The Dionne quintuplets
In the 1930s, Shirley Temple was America’s sweetheart.
Ah, but there was only one Shirley.
There were five Dionnes.
Just over 85 years ago, on May 28, 1934, the Dionne sisters, the first—and so far, only—set of identical quintuplets, were born in Canada. In this day of advanced fertility treatments, multiple births are nothing to get google-eyed over. In the 1930s, the odds were one in 57 million. The “five most adorable little girls in the world” made headlines.
Cécile, Marie, Yvonne, Emilie, and Annette Dionne first saw light in a ramshackle farmhouse near Corbeil, Ontario. Their mother, Elzire, had already given birth to six children. She was just 25. Their father, Oliva, with whom the quints had a turbulent relationship, was. . .well, as he remarked in an early news report, “I’m the kind of fellow they should put in jail.”
The initial survival of the Dionnes was credited to “the country doctor” who delivered them, Dr. Allan Dafoe. The quints weighed in at just 10 pounds, 1-1/4 ounces—total. Dafoe was so uncertain of their fate that he baptized them before the arrival of the parish priest.
Oliva Dionne quickly explored his options. Within three days of their arrival, he’d agreed to exhibit his daughters at the Chicago World’s Fair for $250 a week (plus 23% of ticket receipts, if all lived.)
At that point, the government of Canada stepped in. A court order prohibited Papa Dionne from exposing his daughters to “certain death in some vaudeville show,” and appointed guardians. With their parents sidelined, the Dionnes were on their way to worldwide celebrity.

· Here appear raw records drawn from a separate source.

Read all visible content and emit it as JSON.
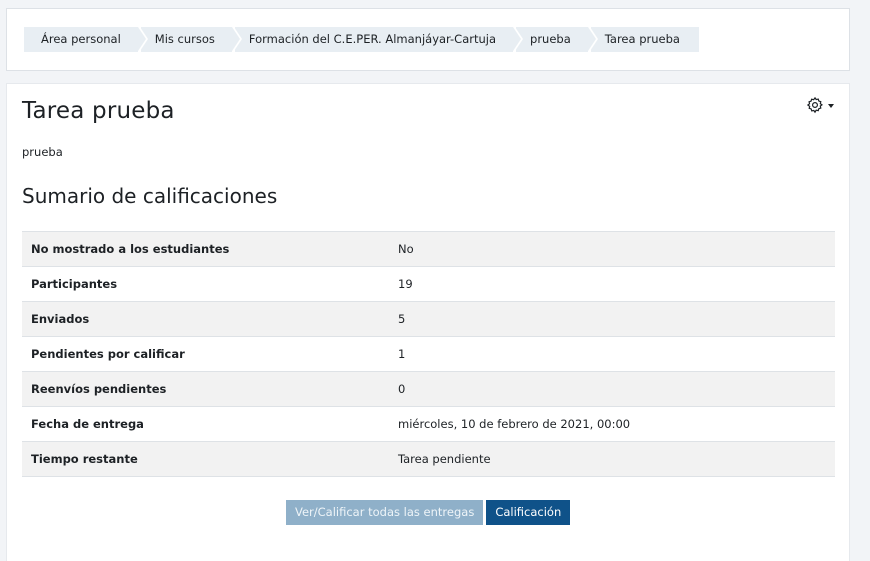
{
  "breadcrumb": {
    "items": [
      "Área personal",
      "Mis cursos",
      "Formación del C.E.PER. Almanjáyar-Cartuja",
      "prueba",
      "Tarea prueba"
    ]
  },
  "page": {
    "title": "Tarea prueba",
    "intro": "prueba",
    "settings_icon": "gear-icon"
  },
  "summary": {
    "heading": "Sumario de calificaciones",
    "rows": [
      {
        "label": "No mostrado a los estudiantes",
        "value": "No"
      },
      {
        "label": "Participantes",
        "value": "19"
      },
      {
        "label": "Enviados",
        "value": "5"
      },
      {
        "label": "Pendientes por calificar",
        "value": "1"
      },
      {
        "label": "Reenvíos pendientes",
        "value": "0"
      },
      {
        "label": "Fecha de entrega",
        "value": "miércoles, 10 de febrero de 2021, 00:00"
      },
      {
        "label": "Tiempo restante",
        "value": "Tarea pendiente"
      }
    ]
  },
  "actions": {
    "view_all_label": "Ver/Calificar todas las entregas",
    "grade_label": "Calificación"
  },
  "colors": {
    "primary": "#0f5289",
    "primary_light": "#8fb0c9",
    "breadcrumb_bg": "#e8eef3"
  }
}
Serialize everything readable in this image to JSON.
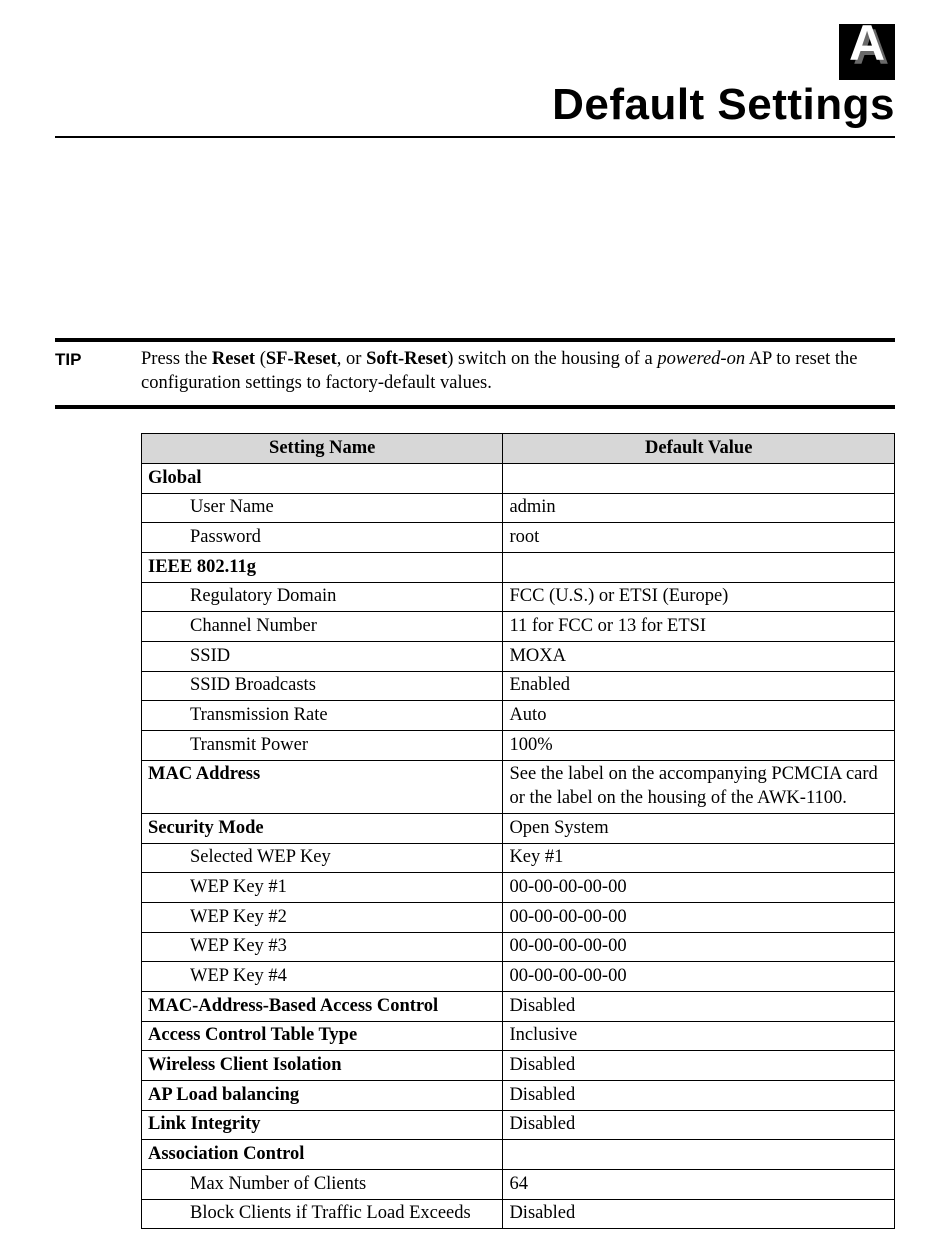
{
  "appendix_letter": "A",
  "page_title": "Default Settings",
  "tip": {
    "label": "TIP",
    "text_pre": "Press the ",
    "reset_b": "Reset",
    "text_paren_open": " (",
    "sf_b": "SF-Reset",
    "text_or": ", or ",
    "soft_b": "Soft-Reset",
    "text_paren_close": ") switch on the housing of a ",
    "powered_i": "powered-on",
    "text_tail": " AP to reset the configuration settings to factory-default values."
  },
  "headers": {
    "col1": "Setting Name",
    "col2": "Default Value"
  },
  "rows": [
    {
      "section": true,
      "name": "Global",
      "value": ""
    },
    {
      "section": false,
      "name": "User Name",
      "value": "admin"
    },
    {
      "section": false,
      "name": "Password",
      "value": "root"
    },
    {
      "section": true,
      "name": "IEEE 802.11g",
      "value": ""
    },
    {
      "section": false,
      "name": "Regulatory Domain",
      "value": "FCC (U.S.) or ETSI (Europe)"
    },
    {
      "section": false,
      "name": "Channel Number",
      "value": "11 for FCC or 13 for ETSI"
    },
    {
      "section": false,
      "name": "SSID",
      "value": "MOXA"
    },
    {
      "section": false,
      "name": "SSID Broadcasts",
      "value": "Enabled"
    },
    {
      "section": false,
      "name": "Transmission Rate",
      "value": "Auto"
    },
    {
      "section": false,
      "name": "Transmit Power",
      "value": "100%"
    },
    {
      "section": true,
      "name": "MAC Address",
      "value": "See the label on the accompanying PCMCIA card or the label on the housing of the AWK-1100."
    },
    {
      "section": true,
      "name": "Security Mode",
      "value": "Open System"
    },
    {
      "section": false,
      "name": "Selected WEP Key",
      "value": "Key #1"
    },
    {
      "section": false,
      "name": "WEP Key #1",
      "value": "00-00-00-00-00"
    },
    {
      "section": false,
      "name": "WEP Key #2",
      "value": "00-00-00-00-00"
    },
    {
      "section": false,
      "name": "WEP Key #3",
      "value": "00-00-00-00-00"
    },
    {
      "section": false,
      "name": "WEP Key #4",
      "value": "00-00-00-00-00"
    },
    {
      "section": true,
      "name": "MAC-Address-Based Access Control",
      "value": "Disabled"
    },
    {
      "section": true,
      "name": "Access Control Table Type",
      "value": "Inclusive"
    },
    {
      "section": true,
      "name": "Wireless Client Isolation",
      "value": "Disabled"
    },
    {
      "section": true,
      "name": "AP Load balancing",
      "value": "Disabled"
    },
    {
      "section": true,
      "name": "Link Integrity",
      "value": "Disabled"
    },
    {
      "section": true,
      "name": "Association Control",
      "value": ""
    },
    {
      "section": false,
      "name": "Max Number of Clients",
      "value": "64"
    },
    {
      "section": false,
      "name": "Block Clients if Traffic Load Exceeds",
      "value": "Disabled"
    }
  ]
}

The “Dafoe Hospital” was built near the family farmhouse. There, the sisters took up residence in a communal crib. As the girls grew, they were photographed constantly, in staged replications of their daily lives: toasting with glasses of milk on their birthday; peering through heart-shaped cutouts on Valentine’s Day: pulling the beard of Dr. “Santa” Dafoe on Christmas. Hollywood